What defines a leader?
Our first thoughts may conjure images of righteous public figures who shine behind our television screens. But what about the ones who have innovated the world around us in a less-apparent fashion?
An example of this could be Lucille Ball, an actress, comedian, businesswoman and executive producer best known for her role on the hit sitcom “I Love Lucy.” Born on Aug. 6, 1911 in the state of New York, she harbored a love for theater from a young age, and played numerous roles throughout her career.
Through her work, she played a major role in the development of American sitcoms, opened more opportunities for women in Hollywood, and ultimately redefined the American housewife stereotype. Her pioneering allowed multiple developments in the world of film, starting with the methods of filmmaking that we see today.
Without the efforts made by DesiLu Productions, the movies and shows we know would not be the same.
“Ball’s influence made ‘I Love Lucy’ one of the first television shows to be recorded in the way that became standard for television sitcoms. It also marked a shift from a New York-centered television industry to a Los Angeles television industry, as ‘I Love Lucy’ and future shows began filming in Hollywood to take advantage of the film industry’s studios and multi-camera setups,” according to WomensHistory.
Because of the unique layout of “I Love Lucy’s” set, many studios followed suit, leading to the normalization of multiple cameras on set. This standard is what we know now in television and film.
Though “I Love Lucy” was not the first show to utilize this method, it was this show that popularized it. By doing so, almost all sitcoms made after used this style that we see to this day. Like Ball’s technical innovations, she also restructured the standards for women within the film industry.
Through her expertise in business and acting, Ball transformed the way women were viewed in television.
“Ball’s talent for both verbal and slapstick comedy paved the way for future television women. In addition to opening new doors for women in front of the camera, Ball was also a powerful female figure behind the scenes. As co-owner of Desilu, she became the first woman to head a production studio,” states WomensHistory.
Her talents in the industry opened the public’s eyes to the possibility of women playing executive roles in business. From this development, more opportunities arose for her female colleagues within the field. From Ball’s production, even stereotypes within television were changed.
During her time on the show “I Love Lucy,” Ball played a character who helped redefine the stereotype of the typical housewife during the 1950s.
“Lucille Ball portrayed Lucy in ways in which women had not been before seen on television. Lucy is a housewife who in every episode resists domestic life and/or a wife’s dependence on her husband, often to her husband’s disliking. She vies to be part of the outside world (a recurring struggle for her is to work her way into Ricky’s nightclub act), and is constantly coming up with schemes to get what she wants,” according to WomensHistory.

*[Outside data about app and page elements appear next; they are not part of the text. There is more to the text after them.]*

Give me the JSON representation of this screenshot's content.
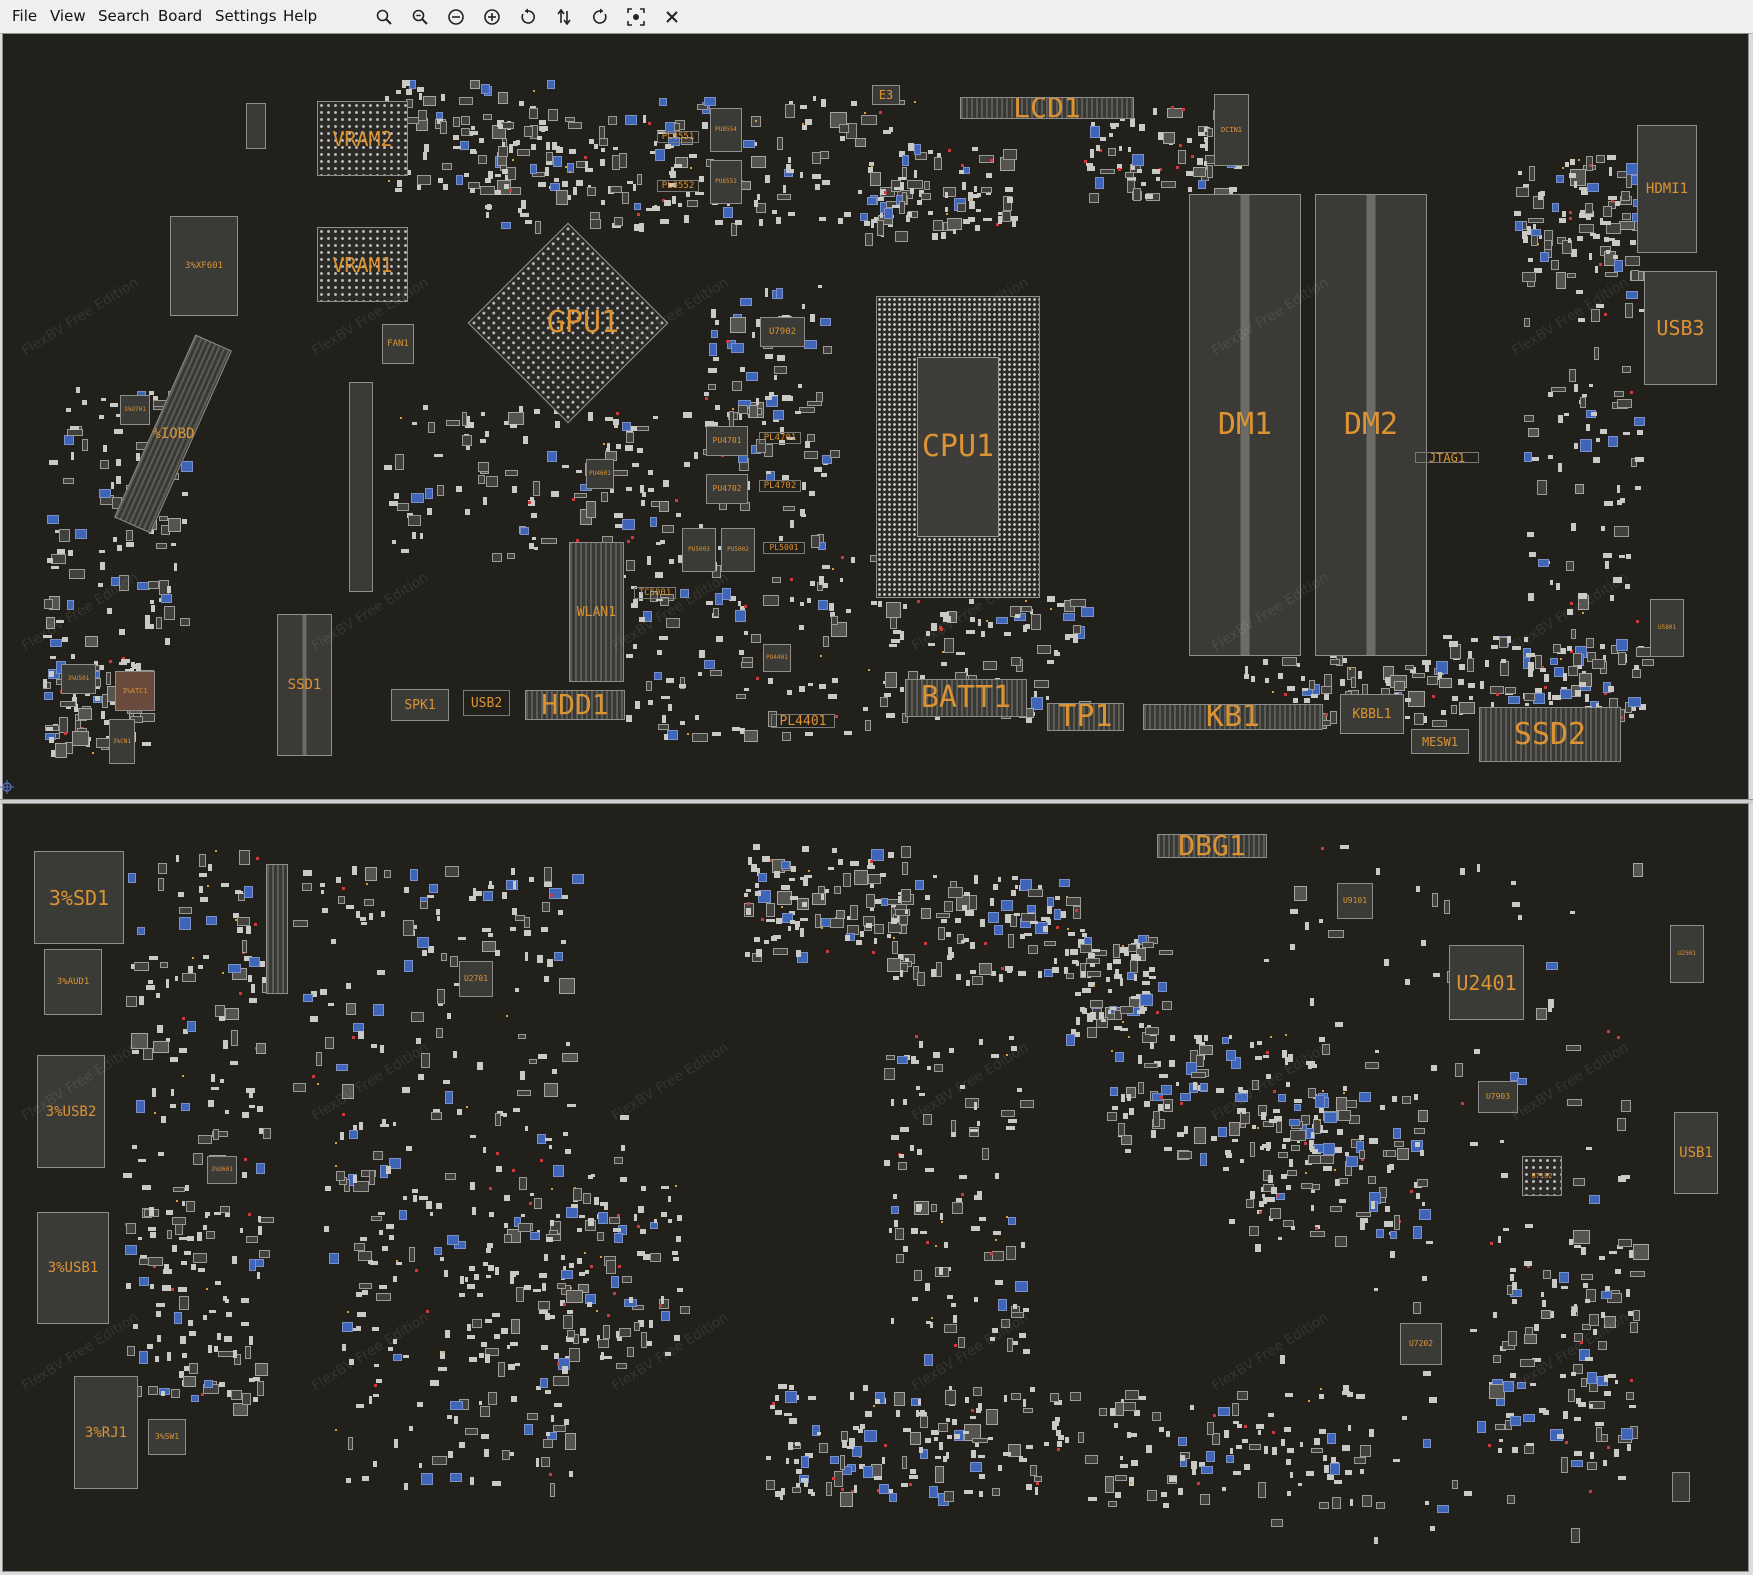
{
  "menu": [
    "File",
    "View",
    "Search",
    "Board",
    "Settings",
    "Help"
  ],
  "toolbar": [
    {
      "icon": "zoom-in-icon"
    },
    {
      "icon": "zoom-out-icon"
    },
    {
      "icon": "zoom-reset-icon"
    },
    {
      "icon": "zoom-fit-icon"
    },
    {
      "icon": "rotate-ccw-icon"
    },
    {
      "icon": "flip-icon"
    },
    {
      "icon": "rotate-cw-icon"
    },
    {
      "icon": "fit-screen-icon"
    },
    {
      "icon": "close-icon"
    }
  ],
  "watermark": "FlexBV Free Edition",
  "colors": {
    "board_bg": "#22201b",
    "label": "#dc9334",
    "pad_blue": "#3f65b8",
    "pad_red": "#d23a3a",
    "pad_green": "#6aa469"
  },
  "top_components": [
    {
      "id": "VRAM2",
      "label": "VRAM2",
      "kind": "bga"
    },
    {
      "id": "VRAM1",
      "label": "VRAM1",
      "kind": "bga"
    },
    {
      "id": "3XF601",
      "label": "3%XF601",
      "kind": "chip"
    },
    {
      "id": "3IOBD1",
      "label": "3%IOBD1",
      "kind": "conn"
    },
    {
      "id": "FAN1",
      "label": "FAN1",
      "kind": "chip"
    },
    {
      "id": "GPU1",
      "label": "GPU1",
      "kind": "gpu"
    },
    {
      "id": "LCD1",
      "label": "LCD1",
      "kind": "conn"
    },
    {
      "id": "E3",
      "label": "E3",
      "kind": "chip"
    },
    {
      "id": "DCIN1",
      "label": "DCIN1",
      "kind": "chip"
    },
    {
      "id": "HDMI1",
      "label": "HDMI1",
      "kind": "chip"
    },
    {
      "id": "USB3",
      "label": "USB3",
      "kind": "chip"
    },
    {
      "id": "CPU1",
      "label": "CPU1",
      "kind": "cpu"
    },
    {
      "id": "DM1",
      "label": "DM1",
      "kind": "slot"
    },
    {
      "id": "DM2",
      "label": "DM2",
      "kind": "slot"
    },
    {
      "id": "JTAG1",
      "label": "JTAG1",
      "kind": "ghost"
    },
    {
      "id": "U7902",
      "label": "U7902",
      "kind": "chip"
    },
    {
      "id": "PL4701",
      "label": "PL4701",
      "kind": "ghost"
    },
    {
      "id": "PL4702",
      "label": "PL4702",
      "kind": "ghost"
    },
    {
      "id": "PL5001",
      "label": "PL5001",
      "kind": "ghost"
    },
    {
      "id": "PL8551",
      "label": "PL8551",
      "kind": "ghost"
    },
    {
      "id": "PL8552",
      "label": "PL8552",
      "kind": "ghost"
    },
    {
      "id": "PU4701",
      "label": "PU4701",
      "kind": "chip"
    },
    {
      "id": "PU4702",
      "label": "PU4702",
      "kind": "chip"
    },
    {
      "id": "PU4601",
      "label": "PU4601",
      "kind": "chip"
    },
    {
      "id": "PU5003",
      "label": "PU5003",
      "kind": "chip"
    },
    {
      "id": "PU5002",
      "label": "PU5002",
      "kind": "chip"
    },
    {
      "id": "PU8554",
      "label": "PU8554",
      "kind": "chip"
    },
    {
      "id": "PU8552",
      "label": "PU8552",
      "kind": "chip"
    },
    {
      "id": "WLAN1",
      "label": "WLAN1",
      "kind": "conn"
    },
    {
      "id": "TC5001",
      "label": "TC5001",
      "kind": "ghost"
    },
    {
      "id": "SSD1",
      "label": "SSD1",
      "kind": "slot"
    },
    {
      "id": "SPK1",
      "label": "SPK1",
      "kind": "chip"
    },
    {
      "id": "USB2",
      "label": "USB2",
      "kind": "ghost"
    },
    {
      "id": "HDD1",
      "label": "HDD1",
      "kind": "conn"
    },
    {
      "id": "PL4401",
      "label": "PL4401",
      "kind": "ghost"
    },
    {
      "id": "PU4401",
      "label": "PU4401",
      "kind": "chip"
    },
    {
      "id": "BATT1",
      "label": "BATT1",
      "kind": "conn"
    },
    {
      "id": "TP1",
      "label": "TP1",
      "kind": "conn"
    },
    {
      "id": "KB1",
      "label": "KB1",
      "kind": "conn"
    },
    {
      "id": "KBBL1",
      "label": "KBBL1",
      "kind": "chip"
    },
    {
      "id": "MESW1",
      "label": "MESW1",
      "kind": "chip"
    },
    {
      "id": "SSD2",
      "label": "SSD2",
      "kind": "conn"
    },
    {
      "id": "U5801",
      "label": "U5801",
      "kind": "chip"
    },
    {
      "id": "3ATC1",
      "label": "3%ATC1",
      "kind": "chip"
    },
    {
      "id": "3CN1",
      "label": "3%CN1",
      "kind": "chip"
    },
    {
      "id": "3U501",
      "label": "3%U501",
      "kind": "chip"
    },
    {
      "id": "3U701",
      "label": "3%U701",
      "kind": "chip"
    }
  ],
  "bottom_components": [
    {
      "id": "3SD1",
      "label": "3%SD1",
      "kind": "chip"
    },
    {
      "id": "3AUD1",
      "label": "3%AUD1",
      "kind": "chip"
    },
    {
      "id": "3USB2",
      "label": "3%USB2",
      "kind": "chip"
    },
    {
      "id": "3USB1",
      "label": "3%USB1",
      "kind": "chip"
    },
    {
      "id": "3RJ1",
      "label": "3%RJ1",
      "kind": "chip"
    },
    {
      "id": "3SW1",
      "label": "3%SW1",
      "kind": "chip"
    },
    {
      "id": "3U601",
      "label": "3%U601",
      "kind": "chip"
    },
    {
      "id": "U2701",
      "label": "U2701",
      "kind": "chip"
    },
    {
      "id": "DBG1",
      "label": "DBG1",
      "kind": "conn"
    },
    {
      "id": "U9101",
      "label": "U9101",
      "kind": "chip"
    },
    {
      "id": "U2401",
      "label": "U2401",
      "kind": "chip"
    },
    {
      "id": "U7903",
      "label": "U7903",
      "kind": "chip"
    },
    {
      "id": "U7102",
      "label": "U7102",
      "kind": "bga"
    },
    {
      "id": "U7202",
      "label": "U7202",
      "kind": "chip"
    },
    {
      "id": "U2501",
      "label": "U2501",
      "kind": "chip"
    },
    {
      "id": "USB1",
      "label": "USB1",
      "kind": "chip"
    }
  ]
}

She presented women in a different light — one where they could be self-sufficient. During the 1950s, women were expected to conform to the domestic lifestyle and traditional gender roles.
The ideas presented in this show combated the notion in a comedic way. Through her work, concepts such as those were able to become more widely accepted. Because of these efforts, DesiLu Productions was able to reform social ideals and the film industry in ways that are present in our world today.
Ball acted as a leader through her innovation and influenced many around the globe. From breaking stereotypes to becoming the first woman to own a major production studio, Ball’s impact changed Hollywood as we know it.
She was a jack-of-all-trades when it came to entertainment, and wasn’t afraid to bring controversial ideas to light through her work. Ball’s pioneering not only brought new ideas to the world of entertainment, but also contributed greatly to the rise of women in business.
Brielle Lo is a senior at Waimea High School.
Source: The Garden Island